Task objective → Your answer should consist of the lines in the data below that contain "Player".

Available data →

• • • • •

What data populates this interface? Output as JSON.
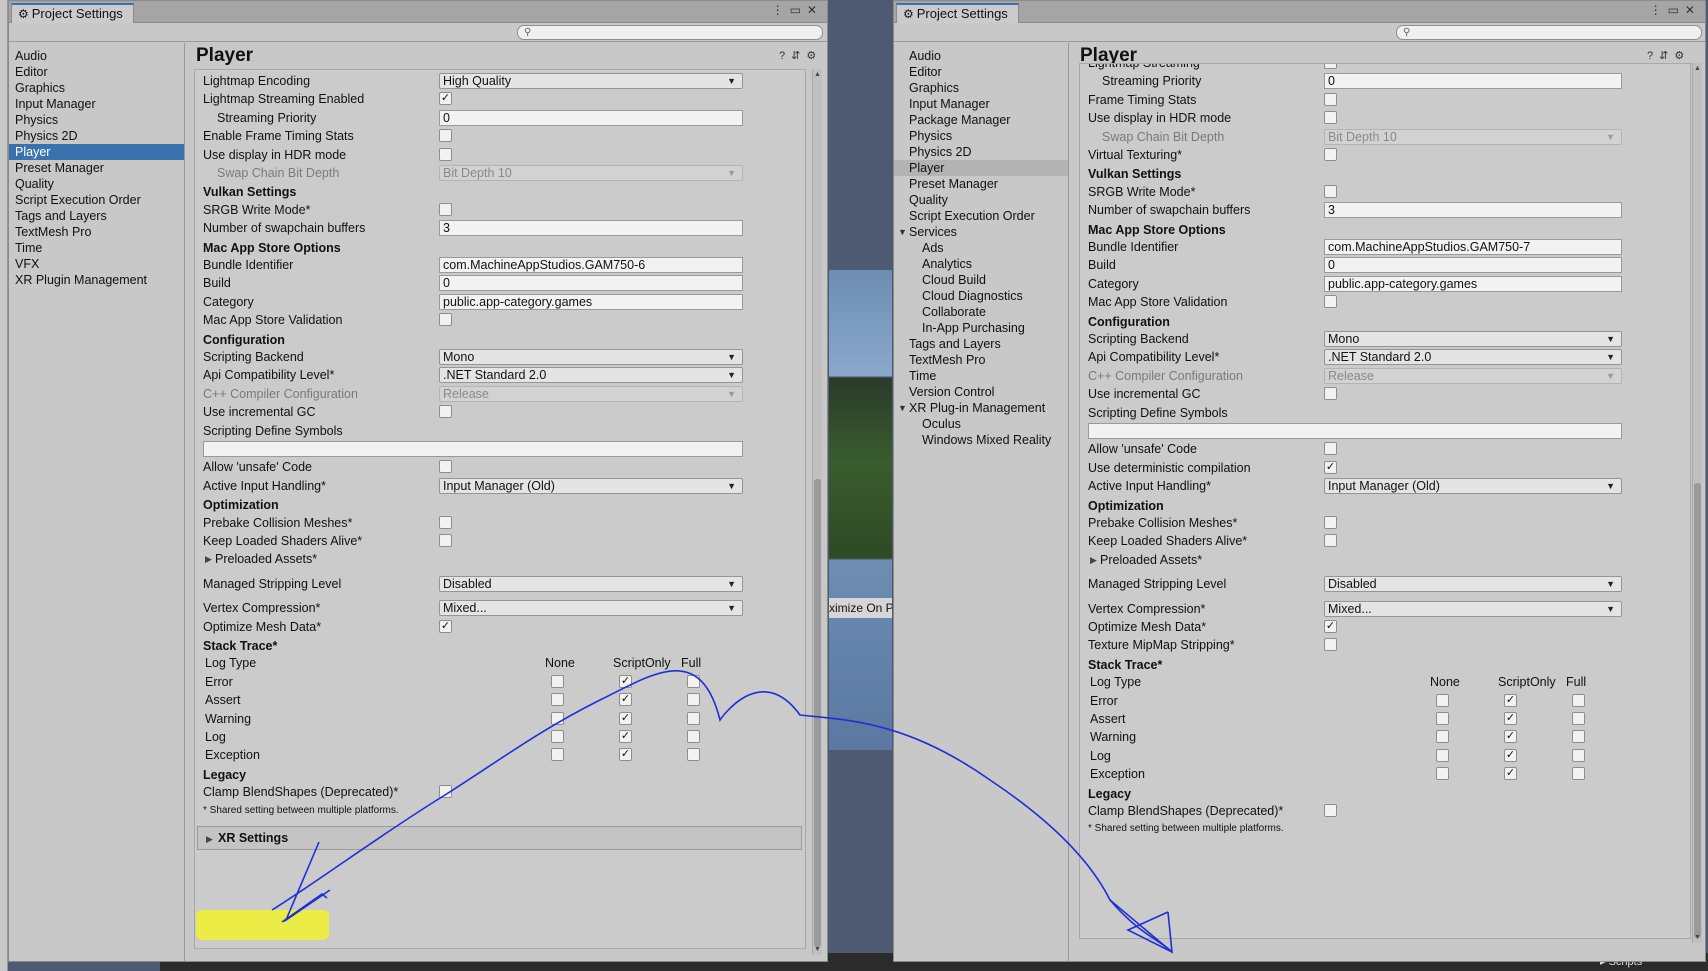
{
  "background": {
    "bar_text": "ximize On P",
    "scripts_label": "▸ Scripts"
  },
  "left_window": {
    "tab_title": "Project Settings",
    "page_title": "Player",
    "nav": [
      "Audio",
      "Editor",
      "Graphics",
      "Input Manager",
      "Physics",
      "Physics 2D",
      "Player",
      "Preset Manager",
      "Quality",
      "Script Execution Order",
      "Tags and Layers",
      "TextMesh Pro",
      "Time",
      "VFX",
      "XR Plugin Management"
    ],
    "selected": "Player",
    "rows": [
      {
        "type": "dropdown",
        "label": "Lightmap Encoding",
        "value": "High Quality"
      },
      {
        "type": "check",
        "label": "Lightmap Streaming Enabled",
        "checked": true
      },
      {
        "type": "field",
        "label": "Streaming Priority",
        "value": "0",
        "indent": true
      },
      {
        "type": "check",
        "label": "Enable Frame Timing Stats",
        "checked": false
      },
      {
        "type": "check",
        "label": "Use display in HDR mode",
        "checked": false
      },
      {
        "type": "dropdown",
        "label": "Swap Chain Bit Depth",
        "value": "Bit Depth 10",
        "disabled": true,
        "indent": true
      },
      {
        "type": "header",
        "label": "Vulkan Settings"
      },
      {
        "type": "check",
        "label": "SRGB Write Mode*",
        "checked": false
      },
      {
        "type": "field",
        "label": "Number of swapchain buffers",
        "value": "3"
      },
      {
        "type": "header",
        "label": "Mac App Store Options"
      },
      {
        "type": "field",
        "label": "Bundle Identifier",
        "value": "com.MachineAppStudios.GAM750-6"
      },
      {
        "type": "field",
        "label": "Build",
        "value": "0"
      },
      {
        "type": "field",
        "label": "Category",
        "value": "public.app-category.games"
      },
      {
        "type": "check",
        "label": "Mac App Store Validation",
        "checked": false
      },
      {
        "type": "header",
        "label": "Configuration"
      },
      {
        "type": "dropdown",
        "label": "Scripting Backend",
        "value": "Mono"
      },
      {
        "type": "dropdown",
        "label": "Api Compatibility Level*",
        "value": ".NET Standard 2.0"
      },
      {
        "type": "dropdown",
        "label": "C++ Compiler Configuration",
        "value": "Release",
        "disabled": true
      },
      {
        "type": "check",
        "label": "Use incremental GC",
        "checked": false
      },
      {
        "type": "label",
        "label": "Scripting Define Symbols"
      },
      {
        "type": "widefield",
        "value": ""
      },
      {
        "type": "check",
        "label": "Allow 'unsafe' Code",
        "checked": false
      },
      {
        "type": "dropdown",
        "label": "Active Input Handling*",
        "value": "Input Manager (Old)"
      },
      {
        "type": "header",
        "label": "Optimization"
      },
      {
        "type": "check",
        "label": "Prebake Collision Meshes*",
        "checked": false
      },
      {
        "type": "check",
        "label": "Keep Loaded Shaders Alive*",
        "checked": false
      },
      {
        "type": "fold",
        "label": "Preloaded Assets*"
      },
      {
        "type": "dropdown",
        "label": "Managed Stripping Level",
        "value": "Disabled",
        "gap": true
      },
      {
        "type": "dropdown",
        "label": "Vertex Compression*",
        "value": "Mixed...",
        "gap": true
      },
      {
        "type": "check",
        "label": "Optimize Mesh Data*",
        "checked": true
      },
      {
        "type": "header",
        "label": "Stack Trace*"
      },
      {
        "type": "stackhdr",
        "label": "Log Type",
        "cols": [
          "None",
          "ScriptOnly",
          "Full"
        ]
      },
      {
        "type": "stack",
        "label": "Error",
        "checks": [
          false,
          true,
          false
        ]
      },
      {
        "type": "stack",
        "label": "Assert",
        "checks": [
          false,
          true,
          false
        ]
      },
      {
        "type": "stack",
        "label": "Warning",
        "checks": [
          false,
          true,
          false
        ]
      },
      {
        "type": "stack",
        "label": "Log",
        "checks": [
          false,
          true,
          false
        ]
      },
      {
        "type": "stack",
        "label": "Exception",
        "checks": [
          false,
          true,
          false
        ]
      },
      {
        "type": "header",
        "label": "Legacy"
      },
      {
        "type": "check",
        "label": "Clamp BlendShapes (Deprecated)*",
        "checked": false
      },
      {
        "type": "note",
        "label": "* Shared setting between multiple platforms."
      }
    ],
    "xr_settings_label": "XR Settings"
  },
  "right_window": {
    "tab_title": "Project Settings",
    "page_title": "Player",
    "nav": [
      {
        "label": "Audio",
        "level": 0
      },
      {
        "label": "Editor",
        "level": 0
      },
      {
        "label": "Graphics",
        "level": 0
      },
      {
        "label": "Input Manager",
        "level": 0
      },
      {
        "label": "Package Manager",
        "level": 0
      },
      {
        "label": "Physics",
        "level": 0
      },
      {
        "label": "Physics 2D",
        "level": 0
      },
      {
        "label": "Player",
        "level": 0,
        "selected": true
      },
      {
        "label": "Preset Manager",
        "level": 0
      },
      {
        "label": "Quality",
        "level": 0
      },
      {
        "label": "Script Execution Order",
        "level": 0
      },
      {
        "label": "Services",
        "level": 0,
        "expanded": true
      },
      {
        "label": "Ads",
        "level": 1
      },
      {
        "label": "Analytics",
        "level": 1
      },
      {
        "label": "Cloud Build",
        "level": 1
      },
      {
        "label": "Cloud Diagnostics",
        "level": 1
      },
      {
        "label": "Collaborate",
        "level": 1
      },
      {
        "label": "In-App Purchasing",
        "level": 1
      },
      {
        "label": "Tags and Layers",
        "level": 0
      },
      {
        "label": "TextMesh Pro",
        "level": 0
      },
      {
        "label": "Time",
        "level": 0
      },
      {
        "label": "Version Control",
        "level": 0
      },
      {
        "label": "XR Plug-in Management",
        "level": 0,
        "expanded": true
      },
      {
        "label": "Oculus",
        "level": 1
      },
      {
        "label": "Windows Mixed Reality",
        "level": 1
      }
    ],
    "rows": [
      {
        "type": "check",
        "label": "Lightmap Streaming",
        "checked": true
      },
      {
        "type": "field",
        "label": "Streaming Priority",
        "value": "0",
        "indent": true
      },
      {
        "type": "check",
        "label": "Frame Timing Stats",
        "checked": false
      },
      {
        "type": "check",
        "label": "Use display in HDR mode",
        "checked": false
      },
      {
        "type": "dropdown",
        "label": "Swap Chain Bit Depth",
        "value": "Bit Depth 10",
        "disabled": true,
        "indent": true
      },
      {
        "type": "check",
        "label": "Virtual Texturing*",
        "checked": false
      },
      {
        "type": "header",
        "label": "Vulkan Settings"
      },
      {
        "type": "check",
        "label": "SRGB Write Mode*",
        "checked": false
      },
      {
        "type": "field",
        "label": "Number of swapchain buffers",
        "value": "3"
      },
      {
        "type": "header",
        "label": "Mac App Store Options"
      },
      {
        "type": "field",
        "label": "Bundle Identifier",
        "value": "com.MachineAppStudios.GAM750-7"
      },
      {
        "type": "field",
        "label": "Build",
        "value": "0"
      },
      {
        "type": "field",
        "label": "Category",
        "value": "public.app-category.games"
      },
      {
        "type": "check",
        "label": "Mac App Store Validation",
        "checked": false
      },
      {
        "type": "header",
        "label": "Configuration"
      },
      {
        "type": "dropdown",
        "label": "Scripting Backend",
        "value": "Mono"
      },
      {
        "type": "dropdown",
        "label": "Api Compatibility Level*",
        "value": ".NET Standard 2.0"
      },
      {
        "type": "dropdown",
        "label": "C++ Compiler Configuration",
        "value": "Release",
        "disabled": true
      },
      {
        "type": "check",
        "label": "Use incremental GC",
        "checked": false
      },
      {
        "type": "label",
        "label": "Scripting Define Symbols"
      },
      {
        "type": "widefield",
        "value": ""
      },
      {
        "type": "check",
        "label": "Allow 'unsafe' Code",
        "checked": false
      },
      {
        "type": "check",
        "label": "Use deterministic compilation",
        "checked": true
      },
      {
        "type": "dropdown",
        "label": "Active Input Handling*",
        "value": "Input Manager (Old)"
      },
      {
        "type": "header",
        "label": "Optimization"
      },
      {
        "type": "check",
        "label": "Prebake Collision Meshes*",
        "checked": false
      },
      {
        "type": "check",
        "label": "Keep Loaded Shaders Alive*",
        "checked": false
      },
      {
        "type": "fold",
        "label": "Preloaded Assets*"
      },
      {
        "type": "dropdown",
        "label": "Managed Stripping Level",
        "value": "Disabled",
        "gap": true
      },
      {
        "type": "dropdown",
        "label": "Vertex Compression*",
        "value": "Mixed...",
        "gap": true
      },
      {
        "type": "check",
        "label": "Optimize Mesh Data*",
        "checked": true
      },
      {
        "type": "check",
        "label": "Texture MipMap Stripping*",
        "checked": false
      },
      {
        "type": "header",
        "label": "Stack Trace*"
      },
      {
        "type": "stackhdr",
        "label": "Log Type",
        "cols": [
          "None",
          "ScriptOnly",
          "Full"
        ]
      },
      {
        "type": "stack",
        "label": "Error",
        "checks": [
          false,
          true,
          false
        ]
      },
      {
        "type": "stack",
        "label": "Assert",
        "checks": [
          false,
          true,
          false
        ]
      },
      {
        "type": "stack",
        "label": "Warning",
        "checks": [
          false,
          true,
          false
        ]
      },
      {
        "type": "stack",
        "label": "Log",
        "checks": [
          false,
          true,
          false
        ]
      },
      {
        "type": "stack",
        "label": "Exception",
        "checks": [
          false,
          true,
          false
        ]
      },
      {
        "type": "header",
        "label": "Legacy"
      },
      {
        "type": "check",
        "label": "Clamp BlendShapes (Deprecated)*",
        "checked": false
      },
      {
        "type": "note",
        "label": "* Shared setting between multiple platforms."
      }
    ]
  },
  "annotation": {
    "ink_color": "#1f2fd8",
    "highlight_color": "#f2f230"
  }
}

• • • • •

Written answer →
    "page_title": "Player",
      "Player",
    "selected": "Player",
    "page_title": "Player",
        "label": "Player",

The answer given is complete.